What is being asked: Repeat the data below with no changes.

Interface dataset entries:
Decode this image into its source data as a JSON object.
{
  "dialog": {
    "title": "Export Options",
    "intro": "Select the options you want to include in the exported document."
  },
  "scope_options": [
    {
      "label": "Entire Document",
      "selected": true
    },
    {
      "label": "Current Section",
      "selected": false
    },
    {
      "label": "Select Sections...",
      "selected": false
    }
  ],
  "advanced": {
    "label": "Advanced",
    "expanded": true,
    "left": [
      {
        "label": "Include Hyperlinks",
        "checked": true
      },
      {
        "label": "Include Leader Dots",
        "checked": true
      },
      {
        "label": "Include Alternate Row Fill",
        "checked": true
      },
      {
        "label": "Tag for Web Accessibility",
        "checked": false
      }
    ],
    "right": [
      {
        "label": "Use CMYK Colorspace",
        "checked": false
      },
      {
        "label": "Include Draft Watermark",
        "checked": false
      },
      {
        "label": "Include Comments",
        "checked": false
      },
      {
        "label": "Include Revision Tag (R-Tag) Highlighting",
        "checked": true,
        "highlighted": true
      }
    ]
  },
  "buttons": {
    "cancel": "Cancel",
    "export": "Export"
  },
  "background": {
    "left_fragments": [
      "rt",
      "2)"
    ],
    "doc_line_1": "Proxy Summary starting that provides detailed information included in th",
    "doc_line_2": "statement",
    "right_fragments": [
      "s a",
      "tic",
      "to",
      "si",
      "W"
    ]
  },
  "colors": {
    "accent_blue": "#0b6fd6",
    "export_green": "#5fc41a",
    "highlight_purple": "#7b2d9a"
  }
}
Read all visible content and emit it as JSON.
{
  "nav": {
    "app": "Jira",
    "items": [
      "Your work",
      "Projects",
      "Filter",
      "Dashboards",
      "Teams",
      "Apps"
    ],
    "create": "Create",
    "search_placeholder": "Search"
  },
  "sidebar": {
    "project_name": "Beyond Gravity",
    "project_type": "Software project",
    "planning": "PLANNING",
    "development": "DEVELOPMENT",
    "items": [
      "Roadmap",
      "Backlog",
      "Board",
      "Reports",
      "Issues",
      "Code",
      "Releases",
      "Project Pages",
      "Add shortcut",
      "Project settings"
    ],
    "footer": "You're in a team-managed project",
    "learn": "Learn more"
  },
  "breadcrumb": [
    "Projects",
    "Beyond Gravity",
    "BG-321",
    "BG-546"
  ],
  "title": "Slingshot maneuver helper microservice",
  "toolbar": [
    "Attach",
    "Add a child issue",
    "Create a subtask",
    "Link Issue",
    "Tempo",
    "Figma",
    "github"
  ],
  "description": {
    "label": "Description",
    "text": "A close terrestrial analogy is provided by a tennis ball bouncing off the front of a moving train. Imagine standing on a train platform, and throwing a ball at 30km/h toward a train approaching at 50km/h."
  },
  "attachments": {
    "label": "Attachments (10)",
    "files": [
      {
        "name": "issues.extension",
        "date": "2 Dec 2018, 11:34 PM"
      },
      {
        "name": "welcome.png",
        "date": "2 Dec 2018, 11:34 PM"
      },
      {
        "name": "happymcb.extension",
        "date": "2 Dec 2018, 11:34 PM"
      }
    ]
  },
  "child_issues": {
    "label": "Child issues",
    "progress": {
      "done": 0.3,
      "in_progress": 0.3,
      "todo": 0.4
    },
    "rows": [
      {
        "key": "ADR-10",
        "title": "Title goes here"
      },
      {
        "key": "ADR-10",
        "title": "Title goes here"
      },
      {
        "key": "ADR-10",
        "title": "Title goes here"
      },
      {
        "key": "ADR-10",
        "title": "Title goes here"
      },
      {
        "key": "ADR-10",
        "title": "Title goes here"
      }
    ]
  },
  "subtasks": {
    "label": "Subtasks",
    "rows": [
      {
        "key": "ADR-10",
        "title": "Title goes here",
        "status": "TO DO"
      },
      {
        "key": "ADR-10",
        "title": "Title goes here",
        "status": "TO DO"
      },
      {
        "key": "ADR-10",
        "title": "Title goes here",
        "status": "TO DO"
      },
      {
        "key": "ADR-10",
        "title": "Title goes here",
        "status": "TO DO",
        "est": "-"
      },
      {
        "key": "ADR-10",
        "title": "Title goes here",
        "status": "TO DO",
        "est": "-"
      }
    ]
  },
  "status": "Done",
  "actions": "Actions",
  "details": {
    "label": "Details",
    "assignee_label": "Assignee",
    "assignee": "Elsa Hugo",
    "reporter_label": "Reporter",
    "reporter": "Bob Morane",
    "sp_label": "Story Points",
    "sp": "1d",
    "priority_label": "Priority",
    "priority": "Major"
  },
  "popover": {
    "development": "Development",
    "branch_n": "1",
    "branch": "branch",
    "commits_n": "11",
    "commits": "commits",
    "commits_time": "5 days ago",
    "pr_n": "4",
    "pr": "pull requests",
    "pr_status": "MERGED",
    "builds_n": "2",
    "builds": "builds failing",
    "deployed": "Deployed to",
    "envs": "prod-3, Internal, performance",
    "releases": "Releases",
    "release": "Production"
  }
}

Result below:
Decode this image into its source data as a JSON object.
{
  "dialog": {
    "title": "Export Options",
    "intro": "Select the options you want to include in the exported document."
  },
  "scope_options": [
    {
      "label": "Entire Document",
      "selected": true
    },
    {
      "label": "Current Section",
      "selected": false
    },
    {
      "label": "Select Sections...",
      "selected": false
    }
  ],
  "advanced": {
    "label": "Advanced",
    "expanded": true,
    "left": [
      {
        "label": "Include Hyperlinks",
        "checked": true
      },
      {
        "label": "Include Leader Dots",
        "checked": true
      },
      {
        "label": "Include Alternate Row Fill",
        "checked": true
      },
      {
        "label": "Tag for Web Accessibility",
        "checked": false
      }
    ],
    "right": [
      {
        "label": "Use CMYK Colorspace",
        "checked": false
      },
      {
        "label": "Include Draft Watermark",
        "checked": false
      },
      {
        "label": "Include Comments",
        "checked": false
      },
      {
        "label": "Include Revision Tag (R-Tag) Highlighting",
        "checked": true,
        "highlighted": true
      }
    ]
  },
  "buttons": {
    "cancel": "Cancel",
    "export": "Export"
  },
  "background": {
    "left_fragments": [
      "rt",
      "2)"
    ],
    "doc_line_1": "Proxy Summary starting that provides detailed information included in th",
    "doc_line_2": "statement",
    "right_fragments": [
      "s a",
      "tic",
      "to",
      "si",
      "W"
    ]
  },
  "colors": {
    "accent_blue": "#0b6fd6",
    "export_green": "#5fc41a",
    "highlight_purple": "#7b2d9a"
  }
}
Read all visible content and emit it as JSON.
{
  "nav": {
    "app": "Jira",
    "items": [
      "Your work",
      "Projects",
      "Filter",
      "Dashboards",
      "Teams",
      "Apps"
    ],
    "create": "Create",
    "search_placeholder": "Search"
  },
  "sidebar": {
    "project_name": "Beyond Gravity",
    "project_type": "Software project",
    "planning": "PLANNING",
    "development": "DEVELOPMENT",
    "items": [
      "Roadmap",
      "Backlog",
      "Board",
      "Reports",
      "Issues",
      "Code",
      "Releases",
      "Project Pages",
      "Add shortcut",
      "Project settings"
    ],
    "footer": "You're in a team-managed project",
    "learn": "Learn more"
  },
  "breadcrumb": [
    "Projects",
    "Beyond Gravity",
    "BG-321",
    "BG-546"
  ],
  "title": "Slingshot maneuver helper microservice",
  "toolbar": [
    "Attach",
    "Add a child issue",
    "Create a subtask",
    "Link Issue",
    "Tempo",
    "Figma",
    "github"
  ],
  "description": {
    "label": "Description",
    "text": "A close terrestrial analogy is provided by a tennis ball bouncing off the front of a moving train. Imagine standing on a train platform, and throwing a ball at 30km/h toward a train approaching at 50km/h."
  },
  "attachments": {
    "label": "Attachments (10)",
    "files": [
      {
        "name": "issues.extension",
        "date": "2 Dec 2018, 11:34 PM"
      },
      {
        "name": "welcome.png",
        "date": "2 Dec 2018, 11:34 PM"
      },
      {
        "name": "happymcb.extension",
        "date": "2 Dec 2018, 11:34 PM"
      }
    ]
  },
  "child_issues": {
    "label": "Child issues",
    "progress": {
      "done": 0.3,
      "in_progress": 0.3,
      "todo": 0.4
    },
    "rows": [
      {
        "key": "ADR-10",
        "title": "Title goes here"
      },
      {
        "key": "ADR-10",
        "title": "Title goes here"
      },
      {
        "key": "ADR-10",
        "title": "Title goes here"
      },
      {
        "key": "ADR-10",
        "title": "Title goes here"
      },
      {
        "key": "ADR-10",
        "title": "Title goes here"
      }
    ]
  },
  "subtasks": {
    "label": "Subtasks",
    "rows": [
      {
        "key": "ADR-10",
        "title": "Title goes here",
        "status": "TO DO"
      },
      {
        "key": "ADR-10",
        "title": "Title goes here",
        "status": "TO DO"
      },
      {
        "key": "ADR-10",
        "title": "Title goes here",
        "status": "TO DO"
      },
      {
        "key": "ADR-10",
        "title": "Title goes here",
        "status": "TO DO",
        "est": "-"
      },
      {
        "key": "ADR-10",
        "title": "Title goes here",
        "status": "TO DO",
        "est": "-"
      }
    ]
  },
  "status": "Done",
  "actions": "Actions",
  "details": {
    "label": "Details",
    "assignee_label": "Assignee",
    "assignee": "Elsa Hugo",
    "reporter_label": "Reporter",
    "reporter": "Bob Morane",
    "sp_label": "Story Points",
    "sp": "1d",
    "priority_label": "Priority",
    "priority": "Major"
  },
  "popover": {
    "development": "Development",
    "branch_n": "1",
    "branch": "branch",
    "commits_n": "11",
    "commits": "commits",
    "commits_time": "5 days ago",
    "pr_n": "4",
    "pr": "pull requests",
    "pr_status": "MERGED",
    "builds_n": "2",
    "builds": "builds failing",
    "deployed": "Deployed to",
    "envs": "prod-3, Internal, performance",
    "releases": "Releases",
    "release": "Production"
  }
}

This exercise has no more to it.